*Task prompt*. Copy all records verbatim, images excluded.

*Data about app and page elements*.
'''

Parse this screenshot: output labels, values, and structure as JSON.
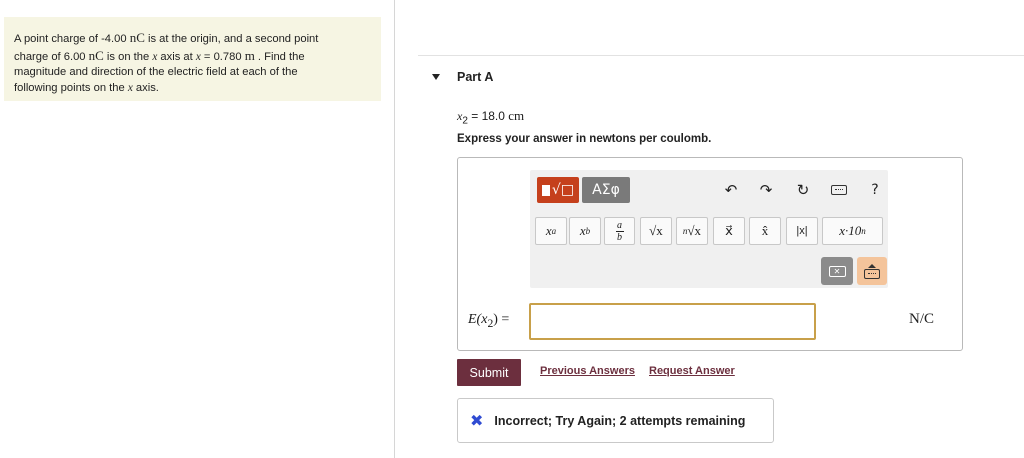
{
  "problem": {
    "line1_a": "A point charge of -4.00 ",
    "unit_nC": "nC",
    "line1_b": " is at the origin, and a second point",
    "line2_a": "charge of 6.00 ",
    "line2_b": " is on the ",
    "var_x": "x",
    "line2_c": "  axis at ",
    "line2_d": " = 0.780 ",
    "unit_m": "m",
    "line2_e": " . Find the",
    "line3": "magnitude and direction of the electric field at each of the",
    "line4_a": "following points on the ",
    "line4_b": " axis."
  },
  "part": {
    "title": "Part A"
  },
  "given": {
    "var": "x",
    "sub": "2",
    "eq": " = 18.0 ",
    "unit": "cm"
  },
  "instructions": "Express your answer in newtons per coulomb.",
  "toolbar": {
    "template_label": "√□",
    "greek_label": "ΑΣφ",
    "undo": "↶",
    "redo": "↷",
    "reset": "↻",
    "help": "?",
    "math_buttons": {
      "power_base": "x",
      "power_sup": "a",
      "sub_base": "x",
      "sub_sub": "b",
      "frac_num": "a",
      "frac_den": "b",
      "sqrt": "√x",
      "nroot_n": "n",
      "nroot": "√x",
      "vector": "x⃗",
      "unitvec": "x̂",
      "abs": "|x|",
      "sci": "x·10",
      "sci_sup": "n"
    },
    "backspace": "✕"
  },
  "answer": {
    "label_lead": "E(",
    "label_var": "x",
    "label_sub": "2",
    "label_tail": ") =",
    "value": "",
    "unit": "N/C"
  },
  "actions": {
    "submit": "Submit",
    "previous_answers": "Previous Answers",
    "request_answer": "Request Answer"
  },
  "feedback": {
    "icon": "✖",
    "text": "Incorrect; Try Again; 2 attempts remaining",
    "icon_color": "#2f4bd2"
  },
  "colors": {
    "submit_bg": "#6c2f3e",
    "template_btn": "#c5401c",
    "problem_bg": "#f6f5e3",
    "input_border": "#c8a04a"
  }
}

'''

*Answer box*.
Parse this screenshot: output labels, values, and structure as JSON.
{
  "problem": {
    "line1_a": "A point charge of -4.00 ",
    "unit_nC": "nC",
    "line1_b": " is at the origin, and a second point",
    "line2_a": "charge of 6.00 ",
    "line2_b": " is on the ",
    "var_x": "x",
    "line2_c": "  axis at ",
    "line2_d": " = 0.780 ",
    "unit_m": "m",
    "line2_e": " . Find the",
    "line3": "magnitude and direction of the electric field at each of the",
    "line4_a": "following points on the ",
    "line4_b": " axis."
  },
  "part": {
    "title": "Part A"
  },
  "given": {
    "var": "x",
    "sub": "2",
    "eq": " = 18.0 ",
    "unit": "cm"
  },
  "instructions": "Express your answer in newtons per coulomb.",
  "toolbar": {
    "template_label": "√□",
    "greek_label": "ΑΣφ",
    "undo": "↶",
    "redo": "↷",
    "reset": "↻",
    "help": "?",
    "math_buttons": {
      "power_base": "x",
      "power_sup": "a",
      "sub_base": "x",
      "sub_sub": "b",
      "frac_num": "a",
      "frac_den": "b",
      "sqrt": "√x",
      "nroot_n": "n",
      "nroot": "√x",
      "vector": "x⃗",
      "unitvec": "x̂",
      "abs": "|x|",
      "sci": "x·10",
      "sci_sup": "n"
    },
    "backspace": "✕"
  },
  "answer": {
    "label_lead": "E(",
    "label_var": "x",
    "label_sub": "2",
    "label_tail": ") =",
    "value": "",
    "unit": "N/C"
  },
  "actions": {
    "submit": "Submit",
    "previous_answers": "Previous Answers",
    "request_answer": "Request Answer"
  },
  "feedback": {
    "icon": "✖",
    "text": "Incorrect; Try Again; 2 attempts remaining",
    "icon_color": "#2f4bd2"
  },
  "colors": {
    "submit_bg": "#6c2f3e",
    "template_btn": "#c5401c",
    "problem_bg": "#f6f5e3",
    "input_border": "#c8a04a"
  }
}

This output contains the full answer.